[Component data from apps and pages]
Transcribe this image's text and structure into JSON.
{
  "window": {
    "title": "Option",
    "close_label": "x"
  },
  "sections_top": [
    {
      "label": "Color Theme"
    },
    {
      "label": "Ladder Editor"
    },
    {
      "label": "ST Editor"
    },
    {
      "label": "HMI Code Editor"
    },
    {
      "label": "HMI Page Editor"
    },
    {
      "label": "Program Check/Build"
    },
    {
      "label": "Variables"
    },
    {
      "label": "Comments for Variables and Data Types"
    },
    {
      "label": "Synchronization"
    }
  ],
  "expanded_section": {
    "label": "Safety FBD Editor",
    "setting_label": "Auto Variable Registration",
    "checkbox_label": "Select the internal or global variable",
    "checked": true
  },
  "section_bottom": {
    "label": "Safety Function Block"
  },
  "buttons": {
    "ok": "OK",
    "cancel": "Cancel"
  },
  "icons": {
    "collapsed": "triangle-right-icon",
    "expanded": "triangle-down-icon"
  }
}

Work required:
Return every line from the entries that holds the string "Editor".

Worked solution:
      "label": "Ladder Editor"
      "label": "ST Editor"
      "label": "HMI Code Editor"
      "label": "HMI Page Editor"
    "label": "Safety FBD Editor",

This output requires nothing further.